Some consider medical advancements as a promised land.  They look to future opportunities with excitement: tomorrow, life expectancy will increase, people will live longer and better, trans-humanity will augment humanity, cloning and robotics will help us better ourselves. Meanwhile, they spend a significant portion of their available income to eat better, buy organic, try the latest craze, consume food supplements, workout at Soul-Cycle classes. By contrast, others struggle to get health insurance, and even when they have it, feel hostage to the local public facility and what it has to offer, and dread falling sick, and having to experience appalling delays, staff shortages and crowded hospitals.

Some choose the education they give to their kids, so that they can acquire tools and skills they can use throughout their lives; they can afford to push their children to commit to long studies. The longer one studies, the more they access a wealth of possibilities. More than one specific skill, they have been trained to acquire knowledge and skills by themselves. In other words, the longer they study, the more adaptable they get. In stark contrast, others are pushed in the direction of early specialization, acquiring know-how, rather than knowledge. Specialized workers are left with no alternative but to hope their specialization will remain sustainably in demand in society.

Of course there is a component of economic power at stake in the feeling of control we have over our own lives. But it is not just that. The feeling of control is also a result of the choices one has.

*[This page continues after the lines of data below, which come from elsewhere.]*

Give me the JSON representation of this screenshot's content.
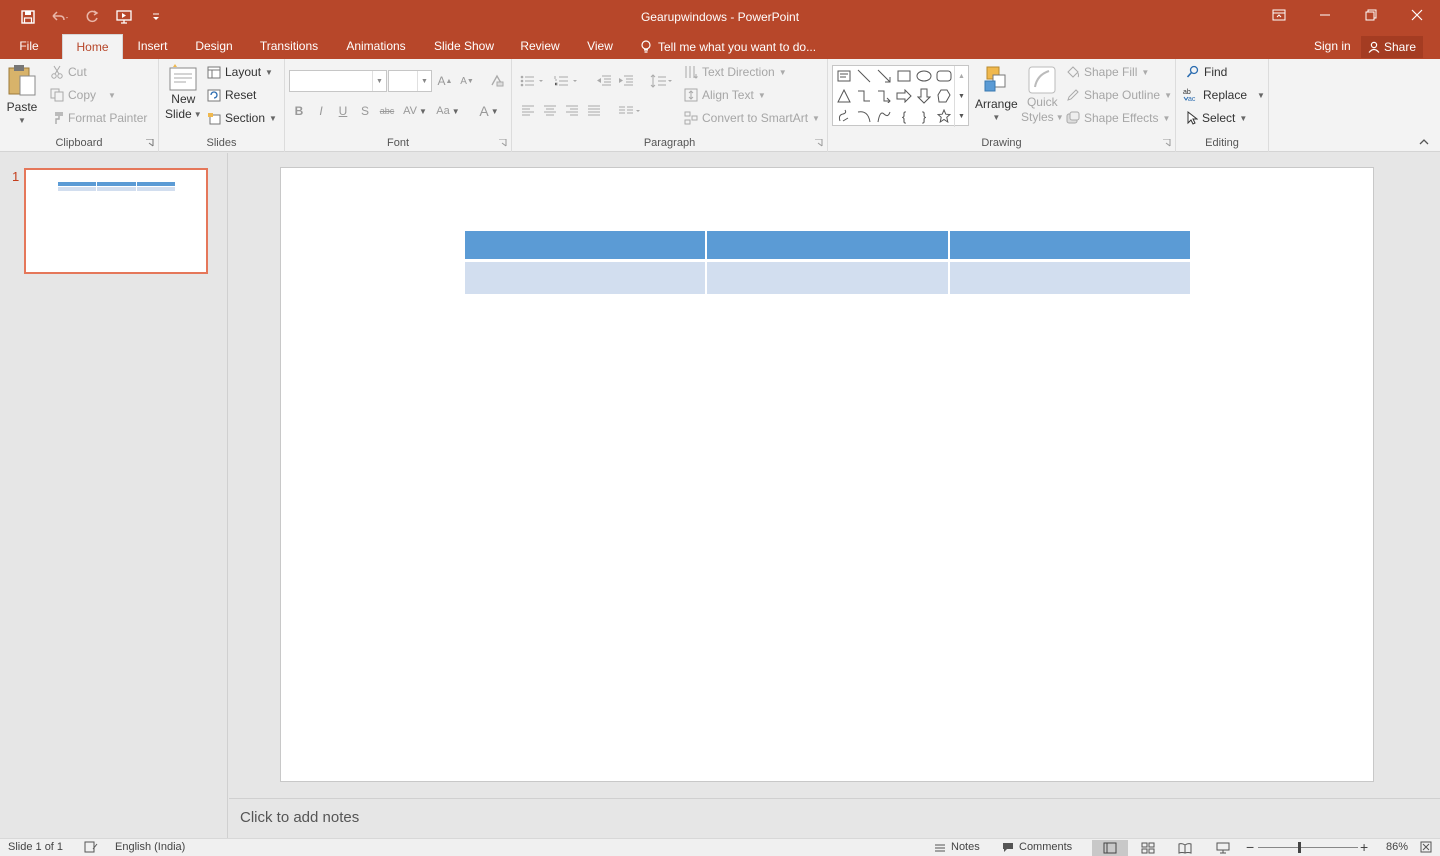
{
  "app": {
    "title": "Gearupwindows - PowerPoint",
    "accent": "#b7472a"
  },
  "qat": {
    "icons": [
      "save-icon",
      "undo-icon",
      "redo-icon",
      "present-from-beginning-icon",
      "customize-qat-icon"
    ]
  },
  "tabs": [
    {
      "label": "File",
      "active": false
    },
    {
      "label": "Home",
      "active": true
    },
    {
      "label": "Insert",
      "active": false
    },
    {
      "label": "Design",
      "active": false
    },
    {
      "label": "Transitions",
      "active": false
    },
    {
      "label": "Animations",
      "active": false
    },
    {
      "label": "Slide Show",
      "active": false
    },
    {
      "label": "Review",
      "active": false
    },
    {
      "label": "View",
      "active": false
    }
  ],
  "tellme": "Tell me what you want to do...",
  "account": {
    "signin": "Sign in",
    "share": "Share"
  },
  "ribbon": {
    "clipboard": {
      "label": "Clipboard",
      "paste": "Paste",
      "cut": "Cut",
      "copy": "Copy",
      "format_painter": "Format Painter"
    },
    "slides": {
      "label": "Slides",
      "new_slide_1": "New",
      "new_slide_2": "Slide",
      "layout": "Layout",
      "reset": "Reset",
      "section": "Section"
    },
    "font": {
      "label": "Font",
      "font_name": "",
      "font_size": "",
      "case": "Aa"
    },
    "paragraph": {
      "label": "Paragraph",
      "text_direction": "Text Direction",
      "align_text": "Align Text",
      "convert_smartart": "Convert to SmartArt"
    },
    "drawing": {
      "label": "Drawing",
      "arrange": "Arrange",
      "quick_styles_1": "Quick",
      "quick_styles_2": "Styles",
      "shape_fill": "Shape Fill",
      "shape_outline": "Shape Outline",
      "shape_effects": "Shape Effects"
    },
    "editing": {
      "label": "Editing",
      "find": "Find",
      "replace": "Replace",
      "select": "Select"
    }
  },
  "thumbnails": [
    {
      "number": "1",
      "selected": true
    }
  ],
  "slide": {
    "table": {
      "header_color": "#5b9bd5",
      "body_color": "#d2deef",
      "rows": [
        [
          "",
          "",
          ""
        ],
        [
          "",
          "",
          ""
        ]
      ]
    }
  },
  "notes": {
    "placeholder": "Click to add notes"
  },
  "status": {
    "slide_info": "Slide 1 of 1",
    "language": "English (India)",
    "notes": "Notes",
    "comments": "Comments",
    "zoom": "86%",
    "zoom_fraction": 0.86
  }
}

The current and manifest anxiety in our societies is the result of a feeling, among some, of a loss of control over their lives. Beyond political partisanship, and beyond policies, this anxiety needs to be understood, listened to, and addressed. It seems to us the tension will release only if governments, companies, institutions, NGOs, grass-roots and social movements agree on the goal of giving back some control to people who feel they have lost it. Not so much more control over government, which they don’t ask for, but rather, more control over their lives, which they desperately need. And we believe this can only be achieved by giving them more positive choices.

Education is probably the key area, and not just children’s education, but adult education too. Throughout life, knowledge is of pivotal importance: knowledge is what allows people to understand and control technology. Knowledge is what allows people to make better decisions, (including being empowered to distinguish between truth and fake news!). Knowledge is paramount to improving our quality of life, and health, by making more informed personal choices. Knowledge is what enables people to adapt to change, choose another career, another path, or choose a job where they can realize their potential.

Education has to become people’s most valued capital.  It is a capital we should aim at increasing all our lives. Societies, technologies, social practices, political choices, work practices, even consumption, all of these things are becoming more complex, and that’s exciting and promising. But, crucially, society must do a better job at equipping individuals with a better grasp of this complex and changing world. This is today’s challenge for tomorrow.

Christophe Abensour